ACTION ITEM ▸
In the material below, find each line that contains the word "none" and copy it.

RECORDS PROVIDED ▸

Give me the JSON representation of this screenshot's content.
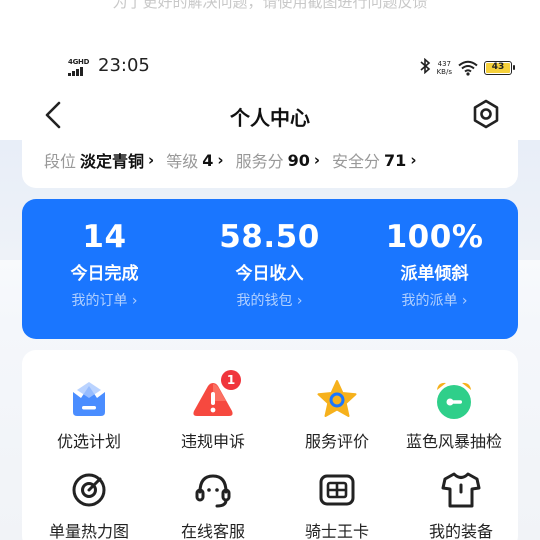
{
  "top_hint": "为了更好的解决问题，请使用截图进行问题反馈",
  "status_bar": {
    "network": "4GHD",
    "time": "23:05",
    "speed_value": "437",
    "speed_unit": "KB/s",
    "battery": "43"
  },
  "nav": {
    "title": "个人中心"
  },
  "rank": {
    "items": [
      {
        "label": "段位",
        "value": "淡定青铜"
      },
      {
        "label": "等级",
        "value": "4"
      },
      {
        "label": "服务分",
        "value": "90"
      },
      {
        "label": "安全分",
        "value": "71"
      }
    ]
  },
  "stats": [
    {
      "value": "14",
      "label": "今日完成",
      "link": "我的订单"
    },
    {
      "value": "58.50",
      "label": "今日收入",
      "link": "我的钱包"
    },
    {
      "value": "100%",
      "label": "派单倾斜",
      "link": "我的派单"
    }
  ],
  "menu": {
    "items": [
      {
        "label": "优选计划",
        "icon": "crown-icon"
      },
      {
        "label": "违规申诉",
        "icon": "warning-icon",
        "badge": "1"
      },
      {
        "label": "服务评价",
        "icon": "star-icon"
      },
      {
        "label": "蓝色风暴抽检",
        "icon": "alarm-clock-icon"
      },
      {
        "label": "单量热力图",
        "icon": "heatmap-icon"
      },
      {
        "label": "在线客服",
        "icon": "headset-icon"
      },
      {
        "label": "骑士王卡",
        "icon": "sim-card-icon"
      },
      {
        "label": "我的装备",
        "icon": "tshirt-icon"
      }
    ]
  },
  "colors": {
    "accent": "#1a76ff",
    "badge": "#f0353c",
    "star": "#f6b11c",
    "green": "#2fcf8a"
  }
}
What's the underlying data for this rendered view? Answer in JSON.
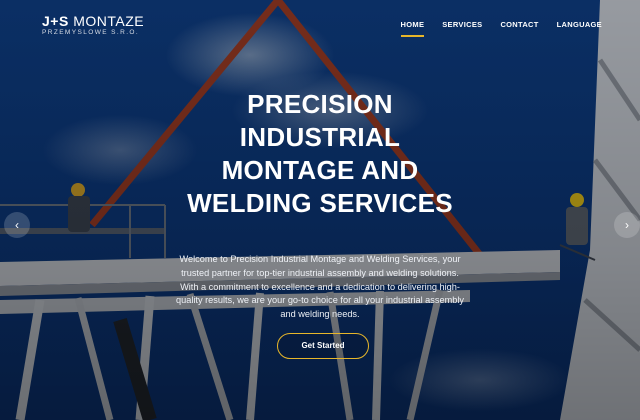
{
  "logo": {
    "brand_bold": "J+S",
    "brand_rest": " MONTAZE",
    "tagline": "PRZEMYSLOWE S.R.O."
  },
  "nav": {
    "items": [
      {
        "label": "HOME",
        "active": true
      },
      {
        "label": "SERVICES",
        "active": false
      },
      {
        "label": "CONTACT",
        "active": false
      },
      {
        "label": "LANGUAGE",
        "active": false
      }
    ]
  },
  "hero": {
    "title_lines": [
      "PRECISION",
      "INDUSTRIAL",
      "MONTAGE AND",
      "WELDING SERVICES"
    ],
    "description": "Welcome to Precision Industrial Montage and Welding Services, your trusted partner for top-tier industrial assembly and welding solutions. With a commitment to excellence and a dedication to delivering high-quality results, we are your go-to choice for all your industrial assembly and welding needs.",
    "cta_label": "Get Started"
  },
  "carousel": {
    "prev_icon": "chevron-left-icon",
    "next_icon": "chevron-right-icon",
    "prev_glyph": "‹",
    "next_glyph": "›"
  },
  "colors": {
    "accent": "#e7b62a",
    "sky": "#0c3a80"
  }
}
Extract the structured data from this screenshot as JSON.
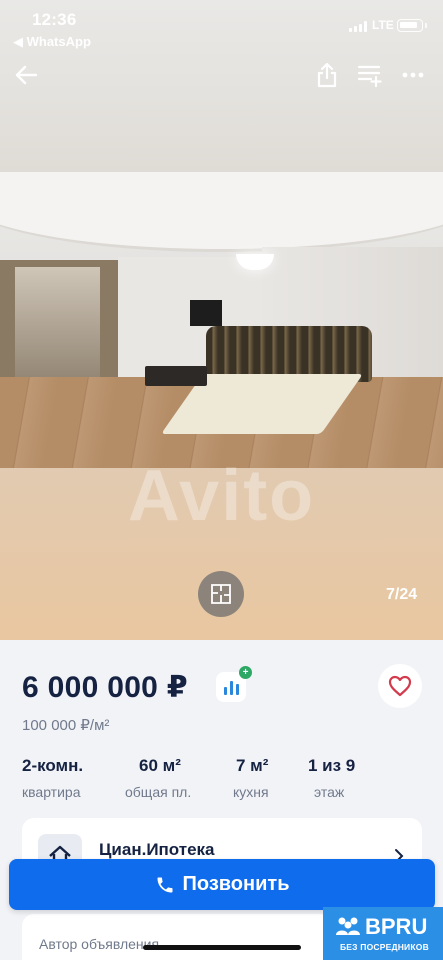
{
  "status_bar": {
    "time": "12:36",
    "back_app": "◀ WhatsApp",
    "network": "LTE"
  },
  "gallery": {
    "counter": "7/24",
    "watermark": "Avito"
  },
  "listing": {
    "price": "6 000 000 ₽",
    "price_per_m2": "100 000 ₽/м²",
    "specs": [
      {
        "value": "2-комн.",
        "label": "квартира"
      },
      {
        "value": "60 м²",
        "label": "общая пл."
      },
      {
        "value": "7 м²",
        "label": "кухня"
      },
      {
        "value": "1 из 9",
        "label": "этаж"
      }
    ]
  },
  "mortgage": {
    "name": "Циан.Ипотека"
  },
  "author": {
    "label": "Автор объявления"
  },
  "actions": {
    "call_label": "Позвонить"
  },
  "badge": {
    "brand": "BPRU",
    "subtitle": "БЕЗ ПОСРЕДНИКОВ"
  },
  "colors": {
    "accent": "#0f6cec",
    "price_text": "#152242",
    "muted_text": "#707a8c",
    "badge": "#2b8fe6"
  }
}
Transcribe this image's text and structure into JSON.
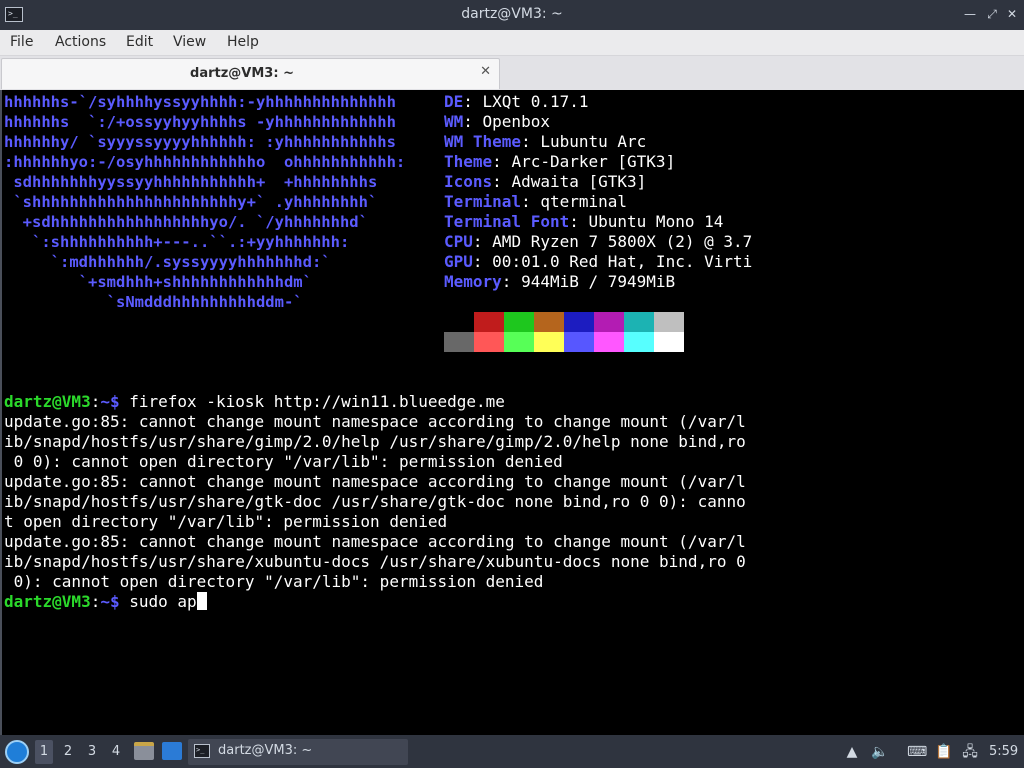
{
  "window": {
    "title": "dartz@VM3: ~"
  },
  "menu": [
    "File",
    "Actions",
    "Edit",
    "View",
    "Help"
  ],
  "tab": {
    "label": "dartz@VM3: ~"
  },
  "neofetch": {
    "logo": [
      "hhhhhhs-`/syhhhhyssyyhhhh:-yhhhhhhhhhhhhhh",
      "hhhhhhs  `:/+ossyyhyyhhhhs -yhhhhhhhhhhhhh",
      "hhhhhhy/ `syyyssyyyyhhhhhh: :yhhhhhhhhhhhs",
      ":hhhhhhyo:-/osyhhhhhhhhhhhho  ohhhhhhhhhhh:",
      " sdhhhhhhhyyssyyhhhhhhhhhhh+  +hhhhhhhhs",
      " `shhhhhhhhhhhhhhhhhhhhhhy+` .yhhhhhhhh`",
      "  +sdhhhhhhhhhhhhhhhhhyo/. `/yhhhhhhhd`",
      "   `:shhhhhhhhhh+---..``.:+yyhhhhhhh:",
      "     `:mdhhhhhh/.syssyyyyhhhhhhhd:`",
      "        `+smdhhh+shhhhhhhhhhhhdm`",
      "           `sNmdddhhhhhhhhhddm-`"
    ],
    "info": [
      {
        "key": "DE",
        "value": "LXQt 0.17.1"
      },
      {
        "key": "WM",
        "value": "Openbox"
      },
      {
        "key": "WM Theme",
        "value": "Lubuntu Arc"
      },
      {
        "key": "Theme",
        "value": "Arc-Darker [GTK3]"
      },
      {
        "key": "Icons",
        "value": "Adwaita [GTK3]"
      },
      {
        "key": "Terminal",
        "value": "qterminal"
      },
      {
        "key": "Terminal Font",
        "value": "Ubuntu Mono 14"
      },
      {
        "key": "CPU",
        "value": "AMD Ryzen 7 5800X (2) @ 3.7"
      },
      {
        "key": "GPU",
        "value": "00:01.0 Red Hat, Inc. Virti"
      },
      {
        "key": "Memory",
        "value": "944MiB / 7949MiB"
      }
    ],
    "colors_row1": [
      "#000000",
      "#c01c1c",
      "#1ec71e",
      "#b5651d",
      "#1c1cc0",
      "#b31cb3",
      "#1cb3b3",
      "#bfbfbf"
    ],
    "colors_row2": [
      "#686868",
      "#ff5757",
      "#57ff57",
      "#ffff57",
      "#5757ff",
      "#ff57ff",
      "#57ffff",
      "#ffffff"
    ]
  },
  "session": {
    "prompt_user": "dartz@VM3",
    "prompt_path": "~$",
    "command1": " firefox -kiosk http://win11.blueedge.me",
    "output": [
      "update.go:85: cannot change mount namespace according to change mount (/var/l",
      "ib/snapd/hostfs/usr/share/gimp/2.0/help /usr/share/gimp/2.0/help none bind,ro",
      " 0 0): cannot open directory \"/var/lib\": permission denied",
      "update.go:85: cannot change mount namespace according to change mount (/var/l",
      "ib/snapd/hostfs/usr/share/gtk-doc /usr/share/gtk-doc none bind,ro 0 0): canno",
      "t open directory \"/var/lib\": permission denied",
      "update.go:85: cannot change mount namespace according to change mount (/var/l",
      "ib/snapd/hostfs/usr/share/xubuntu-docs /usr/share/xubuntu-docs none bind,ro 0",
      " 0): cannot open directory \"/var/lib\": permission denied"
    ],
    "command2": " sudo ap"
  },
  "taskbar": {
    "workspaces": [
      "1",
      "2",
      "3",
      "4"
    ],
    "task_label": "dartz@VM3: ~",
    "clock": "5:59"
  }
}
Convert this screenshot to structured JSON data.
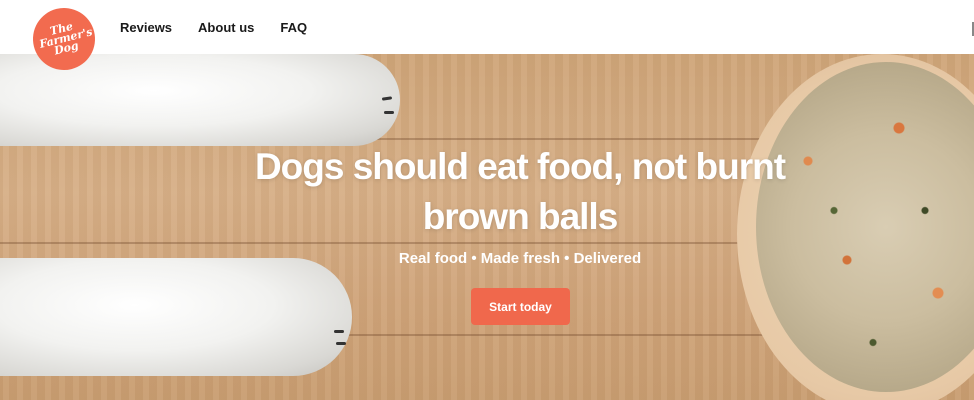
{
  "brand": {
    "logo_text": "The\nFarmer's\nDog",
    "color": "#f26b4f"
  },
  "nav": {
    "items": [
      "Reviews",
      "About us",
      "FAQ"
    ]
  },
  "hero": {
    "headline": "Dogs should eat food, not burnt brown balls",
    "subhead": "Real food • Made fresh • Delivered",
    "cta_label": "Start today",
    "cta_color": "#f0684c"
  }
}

FINISHED TASK ▸
      "ib/snapd/hostfs/usr/share/gimp/2.0/help /usr/share/gimp/2.0/help none bind,ro",
      "ib/snapd/hostfs/usr/share/gtk-doc /usr/share/gtk-doc none bind,ro 0 0): canno",
      "ib/snapd/hostfs/usr/share/xubuntu-docs /usr/share/xubuntu-docs none bind,ro 0",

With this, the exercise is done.